Because the author is just repeating standard advice from all over the place, some of the details are somewhat incorrect (e.g. low fat diet) or self-contradictory or trite, but the general approach is to spew out all kinds of tips to choose from to see what works for the reader. In a world where burn-out and related problems are rampant, useful advice along these lines could help lots of people.
Additionally, much of his advice regarding the workplace will seem very familiar to those of you who have read anything by David Allen.
3 stars I read a few books about minimalism lately, because truth is I tend to be both a hoarder and excessive buyer, habits I need to stop as they're wrecking havoc with my nerves every time I open my closet, as well as my finances. In order to live a better/more peaceful life, you have to set some priorities about what you consider a 'need' and what a 'want' and also set time limits about certain tasks. The author uses the example of surfing the Internet or checking one's emails only at certain times each day, so you don't get carried away and ignore other stuff that's in fact more important to you.
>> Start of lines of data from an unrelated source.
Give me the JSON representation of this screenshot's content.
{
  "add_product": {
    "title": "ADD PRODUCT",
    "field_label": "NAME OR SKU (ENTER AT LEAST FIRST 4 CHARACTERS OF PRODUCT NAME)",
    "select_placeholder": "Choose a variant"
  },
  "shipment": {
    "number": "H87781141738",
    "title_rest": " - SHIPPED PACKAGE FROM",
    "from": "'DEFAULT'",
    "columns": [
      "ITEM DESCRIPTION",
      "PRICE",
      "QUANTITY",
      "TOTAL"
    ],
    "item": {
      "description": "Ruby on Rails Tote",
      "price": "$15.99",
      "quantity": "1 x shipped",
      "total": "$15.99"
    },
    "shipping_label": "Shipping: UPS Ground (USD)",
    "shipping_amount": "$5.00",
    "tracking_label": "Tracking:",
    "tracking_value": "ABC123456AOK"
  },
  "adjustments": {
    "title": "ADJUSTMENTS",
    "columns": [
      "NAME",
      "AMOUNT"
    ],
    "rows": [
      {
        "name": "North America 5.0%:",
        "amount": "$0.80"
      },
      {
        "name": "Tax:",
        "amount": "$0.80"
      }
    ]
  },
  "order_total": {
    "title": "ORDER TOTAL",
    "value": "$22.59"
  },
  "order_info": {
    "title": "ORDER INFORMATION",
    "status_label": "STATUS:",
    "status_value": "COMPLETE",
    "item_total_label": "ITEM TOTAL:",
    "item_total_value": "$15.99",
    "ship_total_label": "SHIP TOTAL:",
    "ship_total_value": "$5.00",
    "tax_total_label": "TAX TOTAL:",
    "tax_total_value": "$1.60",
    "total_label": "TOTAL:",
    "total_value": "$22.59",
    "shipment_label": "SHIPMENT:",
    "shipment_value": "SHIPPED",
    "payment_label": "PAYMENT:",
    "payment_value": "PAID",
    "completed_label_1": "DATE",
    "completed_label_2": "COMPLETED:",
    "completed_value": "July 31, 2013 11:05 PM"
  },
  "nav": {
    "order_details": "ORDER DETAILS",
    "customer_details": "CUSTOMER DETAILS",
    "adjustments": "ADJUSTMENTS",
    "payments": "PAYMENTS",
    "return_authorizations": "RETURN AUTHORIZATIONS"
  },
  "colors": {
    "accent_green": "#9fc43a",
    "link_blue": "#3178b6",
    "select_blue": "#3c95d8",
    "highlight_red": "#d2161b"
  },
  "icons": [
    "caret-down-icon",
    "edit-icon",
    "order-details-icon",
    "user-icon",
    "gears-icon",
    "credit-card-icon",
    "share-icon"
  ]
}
Even for those few pages, the book is worth reading after all, because it helps you realize that time is finite and your most valuable asset, so you'd better decide how you really want to spend it, insted of spending it doing a thousand meaningless chores that are neither necessary, nor joyful to you!
Since there are many other (excellent) reviews for this book, I won't repeat what has already been said more than this: this is a great book that explains how effective and powerful minimalism can be in your life.
There also has never before been an age in which we were so overwhelmed with information and tasks, so overloaded with e-mails and things to read and watch, so stressed by the incredible demands of our lives. The day starts with an in-box full of e-mails, and ends with an in-box just as full, and each e-mail represents a request for information or for actions that we don't have time to fulfill. The author proposes a dramatic middle ground for the way we consume information but not let ourselves be overloaded by it: That is "one where we can still enjoy access to vast amounts of information, still have instant communication when we want it, still get things done quicklybut one in which we choose how much we consume and do." In fact, everything in the book comes back to this simple statement: "Focus on the essential and allow everything else to drop away." While the first part of the book deals with the principles of living with less, the second part gets more practical in how to actually implement some of the theoretical ideas at the beginninggoals, projects, tasks, time management, e-mail, internet, filing, commitments, daily routines, decluttering your work space, slowing down, health and fitness, and motivation. Break the sub-goals down into weekly actions, and those weekly actions into daily tasks.